This document is currently not available here.

Share

COinS
 
Jun 22nd, 4:20 PM Jun 22nd, 4:40 PM

Effects of Prescribed Burning on Advanced Regeneration in Upland Oak Forests of Missouri

Seventy years of fire-suppression and inappropriate management practices have resulted in numerous forest health problems in the current oak-hickory forests of Missouri, and have often resulted in the failure to adequately attain oak regeneration. The Chilton Creek Prescribed Burning Project, initiated by The Nature Conservancy in 1996, was designed to study the effects of prescribed fire on oak regeneration.
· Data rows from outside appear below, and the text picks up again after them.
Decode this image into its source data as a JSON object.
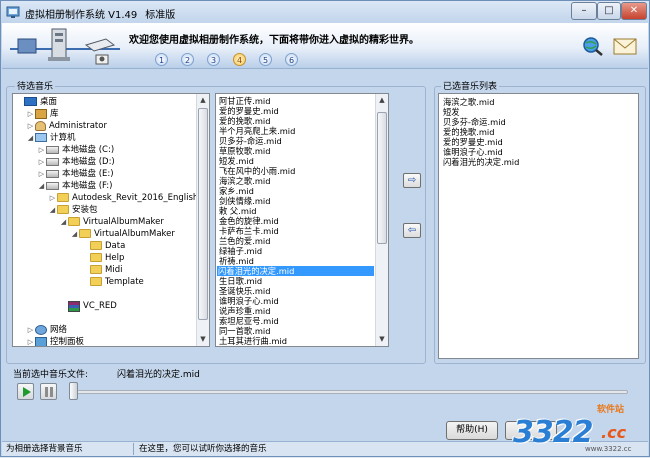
{
  "window": {
    "title": "虚拟相册制作系统 V1.49",
    "edition": "标准版",
    "controls": {
      "minimize": "–",
      "maximize": "□",
      "close": "✕"
    }
  },
  "header": {
    "welcome": "欢迎您使用虚拟相册制作系统，下面将带你进入虚拟的精彩世界。",
    "steps": [
      "1",
      "2",
      "3",
      "4",
      "5",
      "6"
    ],
    "active_step": "4",
    "icons": [
      "search-globe-icon",
      "mail-icon"
    ]
  },
  "left_panel": {
    "label": "待选音乐",
    "tree": [
      {
        "label": "桌面",
        "icon": "desktop",
        "depth": 0,
        "toggle": ""
      },
      {
        "label": "库",
        "icon": "library",
        "depth": 1,
        "toggle": "▷"
      },
      {
        "label": "Administrator",
        "icon": "user",
        "depth": 1,
        "toggle": "▷"
      },
      {
        "label": "计算机",
        "icon": "computer",
        "depth": 1,
        "toggle": "◢"
      },
      {
        "label": "本地磁盘 (C:)",
        "icon": "drive",
        "depth": 2,
        "toggle": "▷"
      },
      {
        "label": "本地磁盘 (D:)",
        "icon": "drive",
        "depth": 2,
        "toggle": "▷"
      },
      {
        "label": "本地磁盘 (E:)",
        "icon": "drive",
        "depth": 2,
        "toggle": "▷"
      },
      {
        "label": "本地磁盘 (F:)",
        "icon": "drive",
        "depth": 2,
        "toggle": "◢"
      },
      {
        "label": "Autodesk_Revit_2016_English",
        "icon": "folder",
        "depth": 3,
        "toggle": "▷"
      },
      {
        "label": "安装包",
        "icon": "folder",
        "depth": 3,
        "toggle": "◢"
      },
      {
        "label": "VirtualAlbumMaker",
        "icon": "folder",
        "depth": 4,
        "toggle": "◢"
      },
      {
        "label": "VirtualAlbumMaker",
        "icon": "folder",
        "depth": 5,
        "toggle": "◢"
      },
      {
        "label": "Data",
        "icon": "folder",
        "depth": 6,
        "toggle": ""
      },
      {
        "label": "Help",
        "icon": "folder",
        "depth": 6,
        "toggle": ""
      },
      {
        "label": "Midi",
        "icon": "folder",
        "depth": 6,
        "toggle": ""
      },
      {
        "label": "Template",
        "icon": "folder",
        "depth": 6,
        "toggle": ""
      },
      {
        "label": "",
        "icon": "",
        "depth": 0,
        "toggle": ""
      },
      {
        "label": "VC_RED",
        "icon": "rar",
        "depth": 4,
        "toggle": ""
      },
      {
        "label": "",
        "icon": "",
        "depth": 0,
        "toggle": ""
      },
      {
        "label": "网络",
        "icon": "network",
        "depth": 1,
        "toggle": "▷"
      },
      {
        "label": "控制面板",
        "icon": "control",
        "depth": 1,
        "toggle": "▷"
      }
    ],
    "files": [
      "阿甘正传.mid",
      "爱的罗曼史.mid",
      "爱的挽歌.mid",
      "半个月亮爬上来.mid",
      "贝多芬-命运.mid",
      "草原牧歌.mid",
      "短发.mid",
      "飞在风中的小雨.mid",
      "海滨之歌.mid",
      "家乡.mid",
      "剑侠情缘.mid",
      "敕 父.mid",
      "金色的旋律.mid",
      "卡萨布兰卡.mid",
      "兰色的爱.mid",
      "绿袖子.mid",
      "祈祷.mid",
      "闪着泪光的决定.mid",
      "生日歌.mid",
      "圣诞快乐.mid",
      "谁明浪子心.mid",
      "说声珍重.mid",
      "索坦尼亚号.mid",
      "同一首歌.mid",
      "土耳其进行曲.mid"
    ],
    "selected_file_index": 17
  },
  "transfer": {
    "add": "⇨",
    "remove": "⇦"
  },
  "right_panel": {
    "label": "已选音乐列表",
    "items": [
      "海滨之歌.mid",
      "短发",
      "贝多芬-命运.mid",
      "爱的挽歌.mid",
      "爱的罗曼史.mid",
      "谁明浪子心.mid",
      "闪着泪光的决定.mid"
    ]
  },
  "current": {
    "label": "当前选中音乐文件:",
    "value": "闪着泪光的决定.mid"
  },
  "footer": {
    "help_label": "帮助(H)",
    "status_left": "为相册选择背景音乐",
    "status_right": "在这里，您可以试听你选择的音乐"
  },
  "watermark": {
    "logo_text": "3322",
    "suffix": ".cc",
    "tag": "软件站",
    "site": "www.3322.cc"
  },
  "colors": {
    "window_bg": "#c4d6ec",
    "selection": "#3399ff",
    "active_step": "#f4c85a"
  }
}
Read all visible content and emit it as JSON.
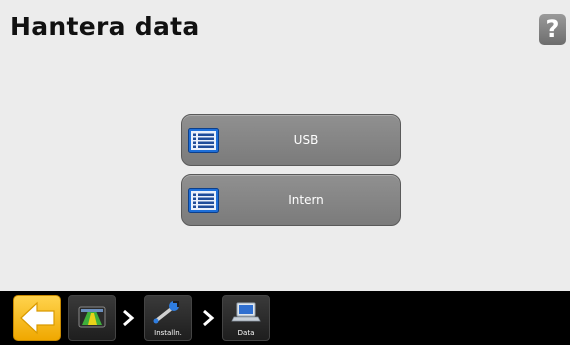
{
  "header": {
    "title": "Hantera data",
    "help_label": "?"
  },
  "menu": {
    "items": [
      {
        "label": "USB",
        "icon": "list-icon"
      },
      {
        "label": "Intern",
        "icon": "list-icon"
      }
    ]
  },
  "breadcrumb": {
    "back_icon": "arrow-left-icon",
    "items": [
      {
        "label": "",
        "icon": "field-view-icon"
      },
      {
        "label": "Installn.",
        "icon": "wrench-icon"
      },
      {
        "label": "Data",
        "icon": "laptop-icon"
      }
    ]
  },
  "colors": {
    "accent": "#f5b800",
    "button_gray": "#858585",
    "background": "#ececec",
    "bar": "#000000"
  }
}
Three different approaches to the use of prescribed fire were tested: annual burning (sites burned each year), random burning (sites burned randomly with a mean return interval of 3.6 yrs), and high-intensity random burning (same as random burn, but with higher fire intensities due to south-facing steep slopes and higher fuel loads) were implemented to monitor the dynamics of advanced regeneration. The presence and condition of regeneration, in terms of tree density and aggregate height, was recorded in 26 permanent plots in 1997 (pre-fire) and again in 2007 (post-fire). Post-treatment red oak densities were reduced by 53, 49, and 26% with the annual burn, the random burn and the high-intensity random burn, respectively. The random burn treatment significantly reduced the aggregate height of hickory compared with the other two treatments – the random burn reduced aggregate height by 83% while the annual burn and high-intensity random burn reduced the height by 40% and 65%, respectively. Preliminary results from this study suggest that increasing fire intensity favors red oak regeneration, although it also favors the growth of hickory. The time since the last burns under each of these treatments likely influenced these results.

http://digitalcommons.usu.edu/nafecology/sessions/silviculture/6